A chart from Julian Lee confirms that US driver are certainly not the cause behind the decline in oil stocks.

So if the oil is not being used up domestically, where is it going? The answer: "the oil has been sent elsewhere."

As Lee explains, while the U.S. remains a big net importer of oil (as dreams of energy independence have years to go before being realized) the excess of imports over exports has slipped after the ban on overseas sales was lifted last year.

And here's the punchline: the U.S. exported 149 million more barrels of crude and refined products in the four months through June than it did in the same period of 2016. This was the biggest growth in U.S. crude exports in barrel terms in living memory, some 1.255mb/d year over year.

Indeed, as the EIA reported recently, US crude oil and petroleum product gross exports have more than doubled over the past six years, increasing from 2.4 million barrels per day (b/d) in 2010 to 5.2 million b/d in 2016. Exports of distillate, gasoline, propane, and crude oil have all increased, but at different paces and for different reasons.

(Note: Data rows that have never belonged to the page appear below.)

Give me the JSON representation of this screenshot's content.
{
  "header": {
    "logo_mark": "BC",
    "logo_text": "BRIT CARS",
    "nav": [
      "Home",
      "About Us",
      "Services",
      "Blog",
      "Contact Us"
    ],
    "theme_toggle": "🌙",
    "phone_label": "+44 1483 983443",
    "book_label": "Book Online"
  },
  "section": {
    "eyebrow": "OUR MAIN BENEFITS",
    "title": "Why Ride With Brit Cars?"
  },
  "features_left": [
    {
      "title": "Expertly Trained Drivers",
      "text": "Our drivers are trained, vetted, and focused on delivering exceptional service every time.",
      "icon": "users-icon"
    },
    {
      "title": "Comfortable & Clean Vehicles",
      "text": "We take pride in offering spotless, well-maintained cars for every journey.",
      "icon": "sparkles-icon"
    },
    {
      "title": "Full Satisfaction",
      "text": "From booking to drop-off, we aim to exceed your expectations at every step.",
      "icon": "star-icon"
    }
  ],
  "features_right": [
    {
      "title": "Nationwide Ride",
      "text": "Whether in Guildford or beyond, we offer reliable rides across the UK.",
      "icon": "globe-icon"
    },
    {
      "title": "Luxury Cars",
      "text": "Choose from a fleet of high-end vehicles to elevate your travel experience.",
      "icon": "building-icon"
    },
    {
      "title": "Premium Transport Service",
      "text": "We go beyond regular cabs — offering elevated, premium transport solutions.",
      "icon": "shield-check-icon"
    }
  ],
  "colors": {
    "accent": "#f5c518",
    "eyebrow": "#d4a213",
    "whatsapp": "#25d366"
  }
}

Some additional detail: Restrictions on exporting domestically produced crude oil were lifted in December 2015, and in 2016, the United States exported an average of 520,000 b/d. U.S. crude oil exports reached 1.1 million b/d in February 2017, the highest monthly level on record. While Canada remains the largest destination for U.S. crude oil exports, Canada’s share of total U.S. crude oil exports has declined, dropping from 92% in 2015 (427,000 b/d) to 58% in 2016 (301,000 b/d). Other leading destinations for U.S. crude oil exports in 2016 included the Netherlands, Curacao, China, Italy, and the United Kingdom.

 

Why does this matter? For two main reasons:

First, had those barrels not been exported, U.S. inventories would have risen by 128.6m bbl, hitting never before seen levels.

Second, the surge in U.S. exports is contributing to growing inventory levels elsewhere. According to Lee, stocks in the key European storage hub of ARA, or Amsterdam-Rotterdam-Antwerp region, are up 5.5 million barrels since the end of February, Genscape data show. Separately, while Chinese government data, notoriously unreliable when it comes to oil flow data, show commercial stockpiles almost unchanged between the end of February and the end of May, oil exports to Asia's biggest economy have soared. In the first four months of 2017, 55 million barrels of crude and products flowed from the U.S. to China - more than the first nine months of 2016. Here the 2 billion barrel question is just how much crude is truly stored in China's SPR...

According to London-based consultancy Facts Global Energy, global oil inventories on land are "no lower now than when the output cutback deal was implemented in January." Which means that when one nets out total inventories around the globe, OPEC has failed to make even a dent in net stocks. Worse, the recent reduction in the volume of oil stored on tankers has been entirely offset by an increase in the volume in transit.

Lee's conclusion: "Oil bulls will probably welcome the big drop in U.S. inventories. But it's too early to send the bears into hibernation." As for the alternative, it may be too late for some oil bulls: as we reported over the weekend, one of the world's most famous oil cheerleaders, Astenback's Andy Hall, just threw in the towel last week, warning that any bounce in oil will likely be capped for years to come.